2, Argonne National Laboratory, Lemont, Illinois, United States
Lithium ion batteries (LIBs) have been the most prominent electrochemical energy storage technology over the past decades and enabled the wireless evolution of portable electronic devices. Conventional cathode materials used are typically lithium-containing transition metal oxides and phosphides (e.g., LiCoO2, LiFePO4, LiMn2O4) which store (release) electrical energy via (de-)insertion of Li+ ions, accompanied by redox reactions of the transition metal cation. The specific capacity of the cathode is therefore limited by the number of electrons per transition metal cation that can participate in the redox reaction. This exclusive dependence on the transition metal cations as the redox center has been challenged by the recent discovery of oxygen redox reactivity in Li-excess cathode materials. The opportunity has thus arisen to boost the capacity and energy density of LIBs if the anionic and cationic redox activity can be enabled at the same potential. However, it is challenging to develop anionic-redox-based cathodes with acceptable cycle performance. Here in this study, we report the realization of simultaneous anionic and cationic redox in the super lithium-rich Li5FeO4 based cathode materials.1 Highly reversible anionic redox reactivity with no obvious oxygen release was realized in this low-cost and earth-abundant iron oxide under a controlled voltage range. We then present a clear and quantitative picture of the structural, composition, and oxidation state evolution by first-principles density functional theory (DFT) calculations and various experimental measurements. We identify one special anionic redox active Li-excess configuration “Li6-O” by exclusively examining the local atomistic environments of O ions involved in the anionic redox. The O2-/O1- ions in the “Li6-O” configurations can give/uptake one extra electron on further oxidation/reduction enabling the reversible O2-↔ O1- during the charging/discharging. Our findings provide insights into the electrochemical oxygen redox reactivity and shed light on the design of low-cost transition metal oxide-based high-energy-density cathode materials.

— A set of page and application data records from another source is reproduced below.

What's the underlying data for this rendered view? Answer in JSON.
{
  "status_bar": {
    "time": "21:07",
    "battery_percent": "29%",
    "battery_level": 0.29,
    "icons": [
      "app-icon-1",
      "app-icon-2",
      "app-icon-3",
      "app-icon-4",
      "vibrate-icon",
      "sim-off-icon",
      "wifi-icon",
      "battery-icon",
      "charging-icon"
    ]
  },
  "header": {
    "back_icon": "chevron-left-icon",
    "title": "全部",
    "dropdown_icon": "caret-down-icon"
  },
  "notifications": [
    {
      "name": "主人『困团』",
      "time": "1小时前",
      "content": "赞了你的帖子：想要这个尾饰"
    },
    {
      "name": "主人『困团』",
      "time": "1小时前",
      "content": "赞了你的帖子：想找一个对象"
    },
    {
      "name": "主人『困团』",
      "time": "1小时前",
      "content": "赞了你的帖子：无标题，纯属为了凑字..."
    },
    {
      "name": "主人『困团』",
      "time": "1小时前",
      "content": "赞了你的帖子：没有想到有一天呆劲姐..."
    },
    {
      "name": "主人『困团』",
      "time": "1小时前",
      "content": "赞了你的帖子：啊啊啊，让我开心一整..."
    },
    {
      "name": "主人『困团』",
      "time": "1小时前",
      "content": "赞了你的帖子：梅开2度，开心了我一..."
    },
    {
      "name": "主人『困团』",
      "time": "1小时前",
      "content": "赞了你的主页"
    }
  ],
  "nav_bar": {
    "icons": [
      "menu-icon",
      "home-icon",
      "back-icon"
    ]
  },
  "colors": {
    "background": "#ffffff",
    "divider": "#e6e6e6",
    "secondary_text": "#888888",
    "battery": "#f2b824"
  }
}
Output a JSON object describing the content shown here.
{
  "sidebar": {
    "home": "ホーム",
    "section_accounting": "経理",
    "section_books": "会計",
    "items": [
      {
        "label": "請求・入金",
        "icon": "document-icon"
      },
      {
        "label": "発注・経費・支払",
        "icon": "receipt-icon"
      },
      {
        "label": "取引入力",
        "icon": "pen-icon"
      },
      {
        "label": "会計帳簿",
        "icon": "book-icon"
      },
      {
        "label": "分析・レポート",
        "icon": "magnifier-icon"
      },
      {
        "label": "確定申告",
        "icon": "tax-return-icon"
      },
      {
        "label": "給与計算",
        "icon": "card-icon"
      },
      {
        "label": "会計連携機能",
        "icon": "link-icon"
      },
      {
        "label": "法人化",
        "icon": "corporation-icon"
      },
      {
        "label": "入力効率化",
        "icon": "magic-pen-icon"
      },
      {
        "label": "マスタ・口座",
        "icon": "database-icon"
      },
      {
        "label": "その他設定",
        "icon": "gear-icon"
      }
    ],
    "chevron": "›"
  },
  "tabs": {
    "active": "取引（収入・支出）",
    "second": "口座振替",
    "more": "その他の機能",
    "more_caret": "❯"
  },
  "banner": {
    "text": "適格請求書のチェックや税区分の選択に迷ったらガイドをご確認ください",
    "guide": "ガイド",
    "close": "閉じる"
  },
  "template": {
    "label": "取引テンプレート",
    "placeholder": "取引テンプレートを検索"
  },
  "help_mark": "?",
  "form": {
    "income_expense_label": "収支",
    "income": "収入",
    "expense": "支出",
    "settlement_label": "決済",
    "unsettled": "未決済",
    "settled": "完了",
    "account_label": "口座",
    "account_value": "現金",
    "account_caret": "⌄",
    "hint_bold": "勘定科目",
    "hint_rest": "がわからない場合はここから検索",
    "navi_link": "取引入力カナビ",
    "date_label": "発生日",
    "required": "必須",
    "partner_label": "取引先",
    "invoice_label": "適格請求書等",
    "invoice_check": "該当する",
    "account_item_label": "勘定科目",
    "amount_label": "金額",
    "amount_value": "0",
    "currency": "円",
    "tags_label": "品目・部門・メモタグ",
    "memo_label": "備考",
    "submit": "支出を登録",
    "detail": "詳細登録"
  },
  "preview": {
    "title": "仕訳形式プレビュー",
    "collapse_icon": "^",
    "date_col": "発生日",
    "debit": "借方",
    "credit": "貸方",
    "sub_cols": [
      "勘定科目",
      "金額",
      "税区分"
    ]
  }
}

(1) Zhan, C.; Yao, Z.; Lu, J.; Ma, L.; Maroni, V. A.; Li, L.; Lee, E.; Alp, E. E.; Wu, T.; Wen, J.; Ren, Y.; Johnson, C.; Thackeray, M. M.; Chan, M. K. Y.; Wolverton, C.; Amine, K. Nat. Energy 2017, 2 (12), 963.